“After ten days bed rest, our beloved daughter Sofia made an appearance. She arrived in the world with the biggest scream and was crying so much. We didn’t expect she would survive but that’s where our journey started.”

Sofia spent her first three months in an incubator with mum and dad spending hours each day by her side.

Baby Sofia was no bigger than the size of a human hand when she was born. (NHS Lanarkshire)

Egija said: “Sofia was literally the size of a hand, so fragile and small and her skin was see-through. I had to wait a week to hold her for the first time because she was so fragile. Once I was able to hold her, they couldn’t get her out of my hands.”

Sofia suffered from a number of health issues while in hospital, from a heart defect to stage one brain bleeds, to an eye disease, retinopathy of prematurity and numerous infections.

She had seven blood transfusions and respiratory distress symptoms as her lungs weren’t fully developed.

This led to her being ventilated to help her breathe and despite being at home, still has a tube attached to give her extra oxygen.

Egija continued: “I was at the hospital all the time. Some days as long as 16 hours, and my husband would come after work. I just didn’t want to leave her, especially on the many really tough days when we didn’t think Sofia would make it.

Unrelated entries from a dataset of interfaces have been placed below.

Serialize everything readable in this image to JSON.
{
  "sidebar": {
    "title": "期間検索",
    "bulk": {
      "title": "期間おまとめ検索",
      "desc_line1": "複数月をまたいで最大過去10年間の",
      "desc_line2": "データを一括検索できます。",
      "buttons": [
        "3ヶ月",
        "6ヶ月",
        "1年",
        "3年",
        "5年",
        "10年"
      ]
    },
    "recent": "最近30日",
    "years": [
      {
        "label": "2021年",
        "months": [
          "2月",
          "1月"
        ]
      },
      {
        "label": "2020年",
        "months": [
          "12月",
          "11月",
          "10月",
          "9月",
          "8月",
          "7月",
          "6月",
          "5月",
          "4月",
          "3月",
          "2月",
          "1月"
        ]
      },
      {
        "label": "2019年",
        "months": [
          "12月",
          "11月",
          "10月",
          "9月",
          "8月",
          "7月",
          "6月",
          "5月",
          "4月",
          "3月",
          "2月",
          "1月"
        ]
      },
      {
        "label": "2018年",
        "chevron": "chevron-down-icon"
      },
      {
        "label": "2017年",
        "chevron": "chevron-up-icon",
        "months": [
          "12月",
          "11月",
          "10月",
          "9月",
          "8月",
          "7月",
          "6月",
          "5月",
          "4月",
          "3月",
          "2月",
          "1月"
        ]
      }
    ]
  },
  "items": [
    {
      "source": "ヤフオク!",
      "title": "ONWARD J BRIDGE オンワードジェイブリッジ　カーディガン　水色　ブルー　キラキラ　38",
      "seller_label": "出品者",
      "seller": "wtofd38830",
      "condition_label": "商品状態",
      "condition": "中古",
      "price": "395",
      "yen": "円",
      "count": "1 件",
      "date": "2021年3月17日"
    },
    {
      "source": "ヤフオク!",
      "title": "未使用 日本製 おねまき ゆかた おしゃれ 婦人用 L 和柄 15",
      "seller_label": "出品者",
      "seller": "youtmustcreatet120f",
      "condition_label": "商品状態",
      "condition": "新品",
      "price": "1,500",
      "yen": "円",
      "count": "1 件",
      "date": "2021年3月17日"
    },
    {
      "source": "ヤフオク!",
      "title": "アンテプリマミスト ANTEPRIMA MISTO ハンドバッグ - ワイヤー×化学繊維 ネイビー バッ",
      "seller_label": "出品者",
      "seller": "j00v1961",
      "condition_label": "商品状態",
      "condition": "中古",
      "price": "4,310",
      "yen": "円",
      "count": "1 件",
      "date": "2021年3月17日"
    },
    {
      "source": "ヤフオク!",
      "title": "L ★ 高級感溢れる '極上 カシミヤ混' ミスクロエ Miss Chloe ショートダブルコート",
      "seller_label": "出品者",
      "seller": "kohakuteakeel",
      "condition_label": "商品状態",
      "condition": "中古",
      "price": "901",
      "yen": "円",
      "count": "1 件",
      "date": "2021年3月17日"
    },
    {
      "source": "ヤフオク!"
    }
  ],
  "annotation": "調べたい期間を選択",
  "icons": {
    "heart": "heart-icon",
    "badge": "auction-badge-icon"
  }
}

“We want to thank all the staff from maternity ward, newborn intensive care unit and special care baby unit at Wishaw and Glasgow Children’s Hospital. They have saved me and my little miracle. They have done so much for us and they will always be our family and forever in our hearts. We will miss them so much.

Proud parents Egija and Inars are delighted to finally take their daughter home. (NHS Lanarkshire)

“Some of the staff were surprised I was coming in every day with a smile on my face but I wanted to be strong for Sofia. I didn’t want her to see me cry and I never cried in front of her until she was strong enough to go into a cot. Then I had a good, happy cry.

“She was hooked up to lots of machines and she was ventilated for several weeks to help her breathe. First time they tried to get her to breathe on her own, she only lasted twenty minutes then her heart rate dropped and I felt like I was losing her but the medical and nursing staff were great. I nearly fainted I was so scared.

“They kept trying every couple of weeks and on the sixth try she managed to stay off the ventilator. Then she didn’t react well after getting her immunisations and vaccines in the cot and was forgetting how to breathe so had to go back into the incubator a few weeks ago.”

It was only during the last few weeks Sofia was strong enough to go in a cot as her weight and strength improved. Then it was finally time to go home.

Egija said: “Sofia has been doing great since we got home. She has the biggest and most beautiful smile on her face and is getting used to her new surroundings. We are all loving it, including my two dogs who are very curious at this new arrival.

Sofia will have a number of hospital checks during her first two years. (NHS Lanarkshire)

“She’s now four months old and I look at her and think she could still be in my tummy because of how small she is, even though she is now four times her birth weight.

“We have loads of follow up checks at the hospital for the first two years and she has to get check-ups at the lung clinic for three or four years but everything is moving in the right direction.

“To all other mummies going into such an early labour, there is hope. Never give up. I want to share this story as I can give hope to other mums who are expecting so early.”

Cheryl Clark, NHS Lanarkshire chief midwife, said: “Baby Sofia is such an inspiration and we are so happy she is now home with her family.

“On behalf of all the staff who have been involved in her care, I would like to wish Sofia and her parents all the best for their future together.”